The state Senate conducted its first hearing Monday on a constitutional amendment to restructure the minimum wage to ensure workers earn the same amount regardless of health benefits.
The current structure allows employers to pay a dollar less if they offer health insurance, but doesn’t regulate the quality of the insurance.
“The distinction between minimum wage depending on whether or not there is health care has been included in the Nevada constitution for some time,” said Assembly Speaker Jason Frierson, who presented Assembly Joint Resolution 10 on Monday. “It’s important to note that Nevada is the only state that has this distinction. We’ve had numerous conversations in an attempt to define what health care benefits need to be in order to qualify. It’s an unusual way to calculate minimum wage and distinguish between minimum wage rates. We believe it’s time to make that change so Nevada can remain competitive to our surrounding states.”
AJR 10, which passed during the 2019 session, passed again in the Assembly 26-16 in a party line vote April 12. If approved by the Senate, the constitutional amendment would be placed on the 2022 ballot for voters to decide.
“It would simply, by 2024, prohibit us from going lower than $12,” Frierson said. “It would also make clear that just because that’s the minimum that if the federal government raised it higher than that, there would be no barrier to Nevada following suit.”
Several groups support the amendment, including Battle Born Progress, which said in a statement that “businesses have been abusing the provision of connecting healthcare with the minimum wage.”
Christine Saunders, the policy director for the Progressive Leadership Alliance of Nevada, added that when people can’t afford the basics, whether it’s healthcare or paying for home repairs, the entire economy suffers.
“Increasing the minimum wage would boost not only individual households but the communities workers live and spend in,” she said.
The proposal is opposed by several chambers of commerce and conservative groups including Nevada Families for Freedom.
“We continue to have concerns because of the elimination of the health care credits and the timing (of the proposal) as we work to recover,” said Paul Moradkhan of the Vegas Chamber of Commerce.
Some argued the resolution, which would be decided by the voters, would hurt small business and “low-skilled workers entering the workforce.”
“One of the things the pandemic revealed was prior to January 2020 individuals who bagged up groceries, stocked the shelve and worked at night were called low-wage workers,” state Sen. Pat Spearman said. “Right around April 2020, they were called essential workers.
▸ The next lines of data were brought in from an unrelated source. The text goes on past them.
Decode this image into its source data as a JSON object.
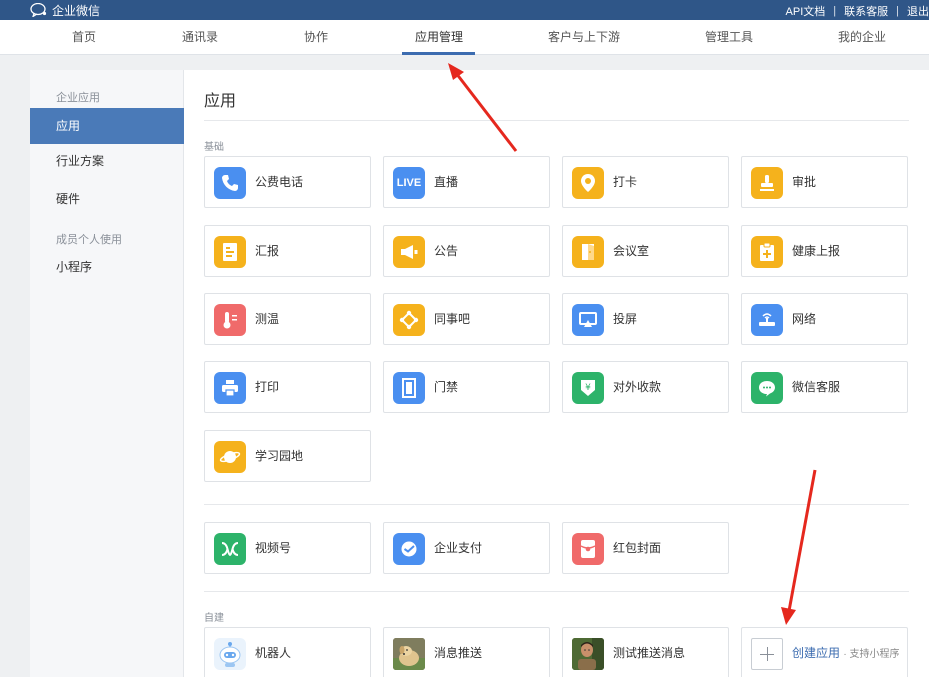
{
  "topbar": {
    "brand": "企业微信",
    "links": [
      "API文档",
      "联系客服",
      "退出"
    ]
  },
  "nav": {
    "items": [
      "首页",
      "通讯录",
      "协作",
      "应用管理",
      "客户与上下游",
      "管理工具",
      "我的企业"
    ],
    "active": "应用管理"
  },
  "sidebar": {
    "group1": "企业应用",
    "items1": [
      "应用",
      "行业方案",
      "硬件"
    ],
    "group2": "成员个人使用",
    "items2": [
      "小程序"
    ],
    "active": "应用"
  },
  "main": {
    "title": "应用",
    "basic_label": "基础",
    "basic_apps": [
      {
        "label": "公费电话",
        "icon": "phone-icon",
        "color": "#4a8ff0"
      },
      {
        "label": "直播",
        "icon": "live-icon",
        "color": "#4a8ff0"
      },
      {
        "label": "打卡",
        "icon": "location-pin-icon",
        "color": "#f5b21c"
      },
      {
        "label": "审批",
        "icon": "stamp-icon",
        "color": "#f5b21c"
      },
      {
        "label": "汇报",
        "icon": "report-icon",
        "color": "#f5b21c"
      },
      {
        "label": "公告",
        "icon": "megaphone-icon",
        "color": "#f5b21c"
      },
      {
        "label": "会议室",
        "icon": "door-icon",
        "color": "#f5b21c"
      },
      {
        "label": "健康上报",
        "icon": "health-clipboard-icon",
        "color": "#f5b21c"
      },
      {
        "label": "测温",
        "icon": "thermometer-icon",
        "color": "#f06a6a"
      },
      {
        "label": "同事吧",
        "icon": "colleague-network-icon",
        "color": "#f5b21c"
      },
      {
        "label": "投屏",
        "icon": "screen-cast-icon",
        "color": "#4a8ff0"
      },
      {
        "label": "网络",
        "icon": "wifi-router-icon",
        "color": "#4a8ff0"
      },
      {
        "label": "打印",
        "icon": "printer-icon",
        "color": "#4a8ff0"
      },
      {
        "label": "门禁",
        "icon": "access-door-icon",
        "color": "#4a8ff0"
      },
      {
        "label": "对外收款",
        "icon": "yuan-shield-icon",
        "color": "#2db36a"
      },
      {
        "label": "微信客服",
        "icon": "chat-bubble-icon",
        "color": "#2db36a"
      },
      {
        "label": "学习园地",
        "icon": "planet-icon",
        "color": "#f5b21c"
      }
    ],
    "extra_apps": [
      {
        "label": "视频号",
        "icon": "channels-icon",
        "color": "#2db36a"
      },
      {
        "label": "企业支付",
        "icon": "payment-icon",
        "color": "#4a8ff0"
      },
      {
        "label": "红包封面",
        "icon": "red-envelope-icon",
        "color": "#f06a6a"
      }
    ],
    "custom_label": "自建",
    "custom_apps": [
      {
        "label": "机器人",
        "icon": "robot-icon"
      },
      {
        "label": "消息推送",
        "icon": "dog-photo-icon"
      },
      {
        "label": "测试推送消息",
        "icon": "person-photo-icon"
      }
    ],
    "create": {
      "label": "创建应用",
      "sub": "· 支持小程序"
    }
  }
}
There is something there that made the distinction and we shouldn’t lose sight of that.”
There has been a years-long, nationwide push to increase the minimum wage to at least $15, a figure supported by President Joe Biden. The House passed a federal wage increase earlier this year as part of the American Rescue Plan, but the provision was stripped out ahead of its final passage.
The first increase went into effect in July 2020 bringing the current wage to $9 an hour for an employee without health insurance and $8 an hour with health insurance.
The next 75 cent increase is scheduled for July 1.